(Dataset items)
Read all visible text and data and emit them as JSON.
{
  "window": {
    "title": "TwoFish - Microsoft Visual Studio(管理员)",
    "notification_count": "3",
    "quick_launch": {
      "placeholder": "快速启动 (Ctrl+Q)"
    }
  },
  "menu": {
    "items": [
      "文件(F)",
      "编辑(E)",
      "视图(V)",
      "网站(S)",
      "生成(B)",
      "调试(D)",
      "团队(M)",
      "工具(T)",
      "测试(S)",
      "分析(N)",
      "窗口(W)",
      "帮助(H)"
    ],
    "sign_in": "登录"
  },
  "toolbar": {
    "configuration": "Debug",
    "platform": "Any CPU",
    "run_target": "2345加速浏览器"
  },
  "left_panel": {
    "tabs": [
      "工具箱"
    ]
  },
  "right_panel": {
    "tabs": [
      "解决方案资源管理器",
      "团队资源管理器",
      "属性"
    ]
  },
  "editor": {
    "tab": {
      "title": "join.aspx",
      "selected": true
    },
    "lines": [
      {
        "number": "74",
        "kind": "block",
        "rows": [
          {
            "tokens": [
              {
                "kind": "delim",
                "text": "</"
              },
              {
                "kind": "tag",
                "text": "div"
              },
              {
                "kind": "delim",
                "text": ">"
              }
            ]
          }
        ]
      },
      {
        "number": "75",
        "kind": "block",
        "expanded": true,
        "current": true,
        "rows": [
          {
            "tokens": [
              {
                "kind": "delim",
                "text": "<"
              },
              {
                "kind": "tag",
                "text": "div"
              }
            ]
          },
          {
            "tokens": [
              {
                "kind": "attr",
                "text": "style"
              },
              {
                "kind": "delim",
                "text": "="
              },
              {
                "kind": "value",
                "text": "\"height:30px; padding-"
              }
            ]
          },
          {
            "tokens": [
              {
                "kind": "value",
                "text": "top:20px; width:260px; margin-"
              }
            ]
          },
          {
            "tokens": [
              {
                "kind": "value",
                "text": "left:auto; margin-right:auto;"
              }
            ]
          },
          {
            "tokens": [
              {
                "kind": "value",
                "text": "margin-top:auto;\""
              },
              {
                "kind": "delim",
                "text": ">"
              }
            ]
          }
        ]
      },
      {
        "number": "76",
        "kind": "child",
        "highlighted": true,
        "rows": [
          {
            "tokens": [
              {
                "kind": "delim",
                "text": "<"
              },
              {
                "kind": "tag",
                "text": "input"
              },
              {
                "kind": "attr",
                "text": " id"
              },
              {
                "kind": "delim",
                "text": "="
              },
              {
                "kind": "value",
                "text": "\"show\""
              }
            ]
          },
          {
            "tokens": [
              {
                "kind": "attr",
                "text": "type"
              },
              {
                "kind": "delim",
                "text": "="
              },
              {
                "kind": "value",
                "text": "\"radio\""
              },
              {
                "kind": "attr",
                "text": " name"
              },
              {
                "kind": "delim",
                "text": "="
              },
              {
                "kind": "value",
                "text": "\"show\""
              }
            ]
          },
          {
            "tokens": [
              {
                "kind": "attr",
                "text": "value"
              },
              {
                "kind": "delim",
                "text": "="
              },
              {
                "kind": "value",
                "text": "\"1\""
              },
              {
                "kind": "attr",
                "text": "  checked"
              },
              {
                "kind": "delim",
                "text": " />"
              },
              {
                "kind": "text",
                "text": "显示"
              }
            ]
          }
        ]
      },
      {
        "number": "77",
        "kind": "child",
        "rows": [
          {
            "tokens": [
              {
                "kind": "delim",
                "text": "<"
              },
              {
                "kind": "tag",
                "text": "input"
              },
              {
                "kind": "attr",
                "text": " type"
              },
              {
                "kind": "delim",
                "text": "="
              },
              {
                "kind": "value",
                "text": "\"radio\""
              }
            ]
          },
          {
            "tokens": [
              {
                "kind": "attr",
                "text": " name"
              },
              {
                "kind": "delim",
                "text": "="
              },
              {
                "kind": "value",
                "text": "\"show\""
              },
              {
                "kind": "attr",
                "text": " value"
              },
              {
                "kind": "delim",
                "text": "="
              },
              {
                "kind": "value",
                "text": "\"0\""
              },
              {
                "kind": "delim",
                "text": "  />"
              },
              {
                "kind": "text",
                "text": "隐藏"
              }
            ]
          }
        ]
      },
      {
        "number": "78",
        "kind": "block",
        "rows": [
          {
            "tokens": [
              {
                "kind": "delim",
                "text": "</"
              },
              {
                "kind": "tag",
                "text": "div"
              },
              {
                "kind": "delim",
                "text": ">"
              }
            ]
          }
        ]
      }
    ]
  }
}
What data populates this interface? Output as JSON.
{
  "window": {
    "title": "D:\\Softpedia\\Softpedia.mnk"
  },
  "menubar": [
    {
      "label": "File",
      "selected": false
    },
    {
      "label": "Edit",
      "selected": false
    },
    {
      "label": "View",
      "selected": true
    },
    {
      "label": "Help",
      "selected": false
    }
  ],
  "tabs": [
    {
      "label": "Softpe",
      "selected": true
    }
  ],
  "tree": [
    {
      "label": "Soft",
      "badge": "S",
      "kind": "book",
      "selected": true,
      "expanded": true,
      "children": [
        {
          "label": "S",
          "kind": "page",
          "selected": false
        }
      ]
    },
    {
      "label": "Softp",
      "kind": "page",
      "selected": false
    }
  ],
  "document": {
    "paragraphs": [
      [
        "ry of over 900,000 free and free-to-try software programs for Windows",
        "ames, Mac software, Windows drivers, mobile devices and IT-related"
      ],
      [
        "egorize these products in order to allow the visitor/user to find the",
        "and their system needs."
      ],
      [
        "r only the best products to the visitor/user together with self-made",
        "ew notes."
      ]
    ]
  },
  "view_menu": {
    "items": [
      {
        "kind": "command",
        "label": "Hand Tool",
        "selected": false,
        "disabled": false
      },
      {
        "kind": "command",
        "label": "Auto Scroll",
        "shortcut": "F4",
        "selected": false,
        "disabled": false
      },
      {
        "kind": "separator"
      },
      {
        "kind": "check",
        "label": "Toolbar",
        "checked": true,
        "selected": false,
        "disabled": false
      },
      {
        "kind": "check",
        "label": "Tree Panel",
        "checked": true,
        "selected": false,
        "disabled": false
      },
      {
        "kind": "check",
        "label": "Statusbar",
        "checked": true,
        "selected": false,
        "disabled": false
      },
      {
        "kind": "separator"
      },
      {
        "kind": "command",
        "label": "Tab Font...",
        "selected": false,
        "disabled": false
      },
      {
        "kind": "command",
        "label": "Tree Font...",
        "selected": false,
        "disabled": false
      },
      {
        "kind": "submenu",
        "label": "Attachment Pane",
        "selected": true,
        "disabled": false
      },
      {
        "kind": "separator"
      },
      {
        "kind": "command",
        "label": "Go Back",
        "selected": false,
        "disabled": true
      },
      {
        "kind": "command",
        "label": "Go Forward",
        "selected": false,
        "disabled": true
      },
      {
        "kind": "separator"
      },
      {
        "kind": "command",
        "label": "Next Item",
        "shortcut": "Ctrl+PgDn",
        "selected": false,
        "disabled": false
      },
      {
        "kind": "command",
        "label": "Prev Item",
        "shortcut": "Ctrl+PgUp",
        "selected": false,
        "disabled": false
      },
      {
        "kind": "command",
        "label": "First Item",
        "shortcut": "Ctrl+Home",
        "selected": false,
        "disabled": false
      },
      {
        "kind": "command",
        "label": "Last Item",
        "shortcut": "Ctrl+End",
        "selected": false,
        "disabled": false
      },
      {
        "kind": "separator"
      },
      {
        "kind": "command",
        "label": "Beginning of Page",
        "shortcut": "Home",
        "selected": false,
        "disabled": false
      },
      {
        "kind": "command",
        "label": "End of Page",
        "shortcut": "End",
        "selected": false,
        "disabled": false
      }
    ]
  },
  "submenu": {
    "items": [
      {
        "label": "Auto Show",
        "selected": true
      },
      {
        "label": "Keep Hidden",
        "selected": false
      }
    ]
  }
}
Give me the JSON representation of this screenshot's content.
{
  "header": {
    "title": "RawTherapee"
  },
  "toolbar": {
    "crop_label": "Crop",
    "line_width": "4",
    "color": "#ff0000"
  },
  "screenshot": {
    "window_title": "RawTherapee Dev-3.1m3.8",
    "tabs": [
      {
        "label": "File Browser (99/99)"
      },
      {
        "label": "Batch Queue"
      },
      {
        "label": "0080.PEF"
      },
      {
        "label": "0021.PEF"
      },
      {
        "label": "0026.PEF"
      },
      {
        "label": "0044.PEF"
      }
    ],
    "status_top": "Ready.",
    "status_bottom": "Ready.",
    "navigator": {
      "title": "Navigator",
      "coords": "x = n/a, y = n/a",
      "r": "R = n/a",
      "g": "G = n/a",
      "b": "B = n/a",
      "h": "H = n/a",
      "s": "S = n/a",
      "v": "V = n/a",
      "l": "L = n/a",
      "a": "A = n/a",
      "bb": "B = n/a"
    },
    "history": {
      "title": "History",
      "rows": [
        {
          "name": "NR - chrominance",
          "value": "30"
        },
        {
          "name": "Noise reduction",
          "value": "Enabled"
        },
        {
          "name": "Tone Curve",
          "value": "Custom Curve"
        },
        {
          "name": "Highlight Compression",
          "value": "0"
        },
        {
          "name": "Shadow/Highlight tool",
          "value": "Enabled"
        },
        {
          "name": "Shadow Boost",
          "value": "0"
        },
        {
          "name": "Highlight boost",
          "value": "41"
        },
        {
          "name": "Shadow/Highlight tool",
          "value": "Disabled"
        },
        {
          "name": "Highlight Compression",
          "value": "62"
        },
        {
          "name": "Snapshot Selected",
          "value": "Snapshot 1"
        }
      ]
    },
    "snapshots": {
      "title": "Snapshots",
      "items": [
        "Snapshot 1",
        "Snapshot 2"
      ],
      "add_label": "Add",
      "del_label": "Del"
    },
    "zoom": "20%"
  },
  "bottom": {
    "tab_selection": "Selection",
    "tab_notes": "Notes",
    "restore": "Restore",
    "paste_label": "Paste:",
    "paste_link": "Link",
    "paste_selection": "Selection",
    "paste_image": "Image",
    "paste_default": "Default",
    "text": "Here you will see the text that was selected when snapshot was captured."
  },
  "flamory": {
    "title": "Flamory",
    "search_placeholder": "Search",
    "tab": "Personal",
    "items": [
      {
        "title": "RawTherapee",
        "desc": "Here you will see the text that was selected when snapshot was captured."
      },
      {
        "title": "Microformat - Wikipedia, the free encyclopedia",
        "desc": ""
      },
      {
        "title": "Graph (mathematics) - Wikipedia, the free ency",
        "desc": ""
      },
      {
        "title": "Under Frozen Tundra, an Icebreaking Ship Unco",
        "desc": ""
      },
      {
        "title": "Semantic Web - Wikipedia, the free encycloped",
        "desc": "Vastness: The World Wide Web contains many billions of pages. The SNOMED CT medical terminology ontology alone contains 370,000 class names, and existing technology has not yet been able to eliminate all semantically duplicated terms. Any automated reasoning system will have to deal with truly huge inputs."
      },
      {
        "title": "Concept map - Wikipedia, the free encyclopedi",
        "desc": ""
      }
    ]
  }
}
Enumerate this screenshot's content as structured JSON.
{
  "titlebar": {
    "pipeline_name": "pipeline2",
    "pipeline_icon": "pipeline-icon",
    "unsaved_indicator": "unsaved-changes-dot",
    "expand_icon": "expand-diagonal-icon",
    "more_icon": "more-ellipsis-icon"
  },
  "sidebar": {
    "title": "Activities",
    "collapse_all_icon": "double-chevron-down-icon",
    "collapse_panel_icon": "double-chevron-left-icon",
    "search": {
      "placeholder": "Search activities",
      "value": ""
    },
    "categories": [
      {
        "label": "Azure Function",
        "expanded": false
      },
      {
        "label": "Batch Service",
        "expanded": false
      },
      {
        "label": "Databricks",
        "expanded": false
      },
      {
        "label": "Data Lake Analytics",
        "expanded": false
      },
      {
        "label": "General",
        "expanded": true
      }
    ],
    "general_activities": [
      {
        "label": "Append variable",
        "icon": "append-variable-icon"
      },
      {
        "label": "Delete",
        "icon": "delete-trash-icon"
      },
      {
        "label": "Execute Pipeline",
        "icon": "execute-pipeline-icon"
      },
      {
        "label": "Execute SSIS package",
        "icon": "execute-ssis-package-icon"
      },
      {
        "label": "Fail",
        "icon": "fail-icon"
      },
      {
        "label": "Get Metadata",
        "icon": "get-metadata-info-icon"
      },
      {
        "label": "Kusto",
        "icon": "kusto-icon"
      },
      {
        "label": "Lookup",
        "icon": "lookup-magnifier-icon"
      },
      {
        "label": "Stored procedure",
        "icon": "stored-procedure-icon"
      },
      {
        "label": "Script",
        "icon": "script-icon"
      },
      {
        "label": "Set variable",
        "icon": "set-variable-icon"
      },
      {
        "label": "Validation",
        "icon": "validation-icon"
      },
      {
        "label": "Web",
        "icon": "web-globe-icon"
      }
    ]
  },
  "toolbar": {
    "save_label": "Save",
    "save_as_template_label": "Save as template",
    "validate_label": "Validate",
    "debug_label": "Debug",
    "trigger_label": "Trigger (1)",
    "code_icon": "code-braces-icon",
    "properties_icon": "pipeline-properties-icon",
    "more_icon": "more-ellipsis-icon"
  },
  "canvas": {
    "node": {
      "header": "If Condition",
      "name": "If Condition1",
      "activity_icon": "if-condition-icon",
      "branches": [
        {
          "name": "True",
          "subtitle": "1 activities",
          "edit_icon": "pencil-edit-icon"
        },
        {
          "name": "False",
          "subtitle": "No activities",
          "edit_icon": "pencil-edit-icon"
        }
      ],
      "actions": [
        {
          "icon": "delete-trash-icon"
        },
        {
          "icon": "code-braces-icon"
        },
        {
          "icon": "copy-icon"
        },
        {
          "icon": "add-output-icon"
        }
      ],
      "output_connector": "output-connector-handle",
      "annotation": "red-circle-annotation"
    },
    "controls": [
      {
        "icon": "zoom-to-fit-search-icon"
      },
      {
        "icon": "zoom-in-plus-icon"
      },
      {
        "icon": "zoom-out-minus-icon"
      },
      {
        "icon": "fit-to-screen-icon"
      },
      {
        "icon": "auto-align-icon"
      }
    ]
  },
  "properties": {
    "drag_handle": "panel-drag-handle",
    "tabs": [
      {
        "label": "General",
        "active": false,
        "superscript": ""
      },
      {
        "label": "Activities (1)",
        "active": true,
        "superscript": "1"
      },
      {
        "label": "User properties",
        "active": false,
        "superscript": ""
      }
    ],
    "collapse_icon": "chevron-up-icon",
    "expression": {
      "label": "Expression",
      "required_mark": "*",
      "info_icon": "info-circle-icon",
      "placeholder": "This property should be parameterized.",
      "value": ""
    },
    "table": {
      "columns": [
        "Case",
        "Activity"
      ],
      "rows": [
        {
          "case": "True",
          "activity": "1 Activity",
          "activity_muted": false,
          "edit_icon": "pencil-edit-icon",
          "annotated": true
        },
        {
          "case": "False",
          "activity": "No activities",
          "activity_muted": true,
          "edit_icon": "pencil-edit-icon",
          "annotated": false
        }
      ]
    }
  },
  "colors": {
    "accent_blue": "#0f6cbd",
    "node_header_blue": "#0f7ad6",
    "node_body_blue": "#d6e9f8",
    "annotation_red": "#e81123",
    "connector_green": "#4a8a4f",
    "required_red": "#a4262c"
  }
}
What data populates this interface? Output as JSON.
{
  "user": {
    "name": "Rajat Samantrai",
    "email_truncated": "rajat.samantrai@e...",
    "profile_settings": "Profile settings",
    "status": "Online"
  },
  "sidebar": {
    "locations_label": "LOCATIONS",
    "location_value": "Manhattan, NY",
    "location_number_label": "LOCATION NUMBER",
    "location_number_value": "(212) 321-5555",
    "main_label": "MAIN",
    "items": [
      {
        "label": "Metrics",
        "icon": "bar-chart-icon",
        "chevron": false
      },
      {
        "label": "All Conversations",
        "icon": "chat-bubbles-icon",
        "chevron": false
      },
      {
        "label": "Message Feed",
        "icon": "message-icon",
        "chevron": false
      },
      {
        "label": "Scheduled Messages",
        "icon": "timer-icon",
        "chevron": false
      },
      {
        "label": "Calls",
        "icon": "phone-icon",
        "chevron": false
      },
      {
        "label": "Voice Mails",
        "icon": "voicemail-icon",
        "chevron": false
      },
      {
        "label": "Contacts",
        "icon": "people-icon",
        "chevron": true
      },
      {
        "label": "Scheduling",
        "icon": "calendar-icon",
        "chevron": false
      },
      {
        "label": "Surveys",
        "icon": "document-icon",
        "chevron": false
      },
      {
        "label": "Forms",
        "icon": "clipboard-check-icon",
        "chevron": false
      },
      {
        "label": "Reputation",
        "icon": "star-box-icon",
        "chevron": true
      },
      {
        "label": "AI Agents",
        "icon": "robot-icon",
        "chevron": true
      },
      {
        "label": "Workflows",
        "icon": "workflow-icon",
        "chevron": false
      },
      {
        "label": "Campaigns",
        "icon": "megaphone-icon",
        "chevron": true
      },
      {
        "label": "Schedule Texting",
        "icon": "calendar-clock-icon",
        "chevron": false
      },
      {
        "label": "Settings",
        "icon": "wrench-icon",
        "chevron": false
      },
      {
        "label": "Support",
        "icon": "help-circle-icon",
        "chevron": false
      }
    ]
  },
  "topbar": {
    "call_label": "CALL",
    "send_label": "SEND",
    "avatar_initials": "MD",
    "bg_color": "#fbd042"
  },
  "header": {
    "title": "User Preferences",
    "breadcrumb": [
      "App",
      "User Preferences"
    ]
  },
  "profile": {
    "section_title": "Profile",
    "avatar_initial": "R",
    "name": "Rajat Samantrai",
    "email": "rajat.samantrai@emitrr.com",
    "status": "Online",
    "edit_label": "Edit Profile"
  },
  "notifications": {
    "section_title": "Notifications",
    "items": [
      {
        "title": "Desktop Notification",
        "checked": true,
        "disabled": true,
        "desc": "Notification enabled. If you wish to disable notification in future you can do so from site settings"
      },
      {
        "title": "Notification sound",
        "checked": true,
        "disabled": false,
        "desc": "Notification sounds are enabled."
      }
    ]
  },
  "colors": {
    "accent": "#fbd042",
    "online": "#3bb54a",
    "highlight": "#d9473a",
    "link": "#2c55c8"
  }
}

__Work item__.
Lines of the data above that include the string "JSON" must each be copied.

__Reply to the exercise__.
Read all visible text and data and emit them as JSON.
What data populates this interface? Output as JSON.
Give me the JSON representation of this screenshot's content.
Enumerate this screenshot's content as structured JSON.
What data populates this interface? Output as JSON.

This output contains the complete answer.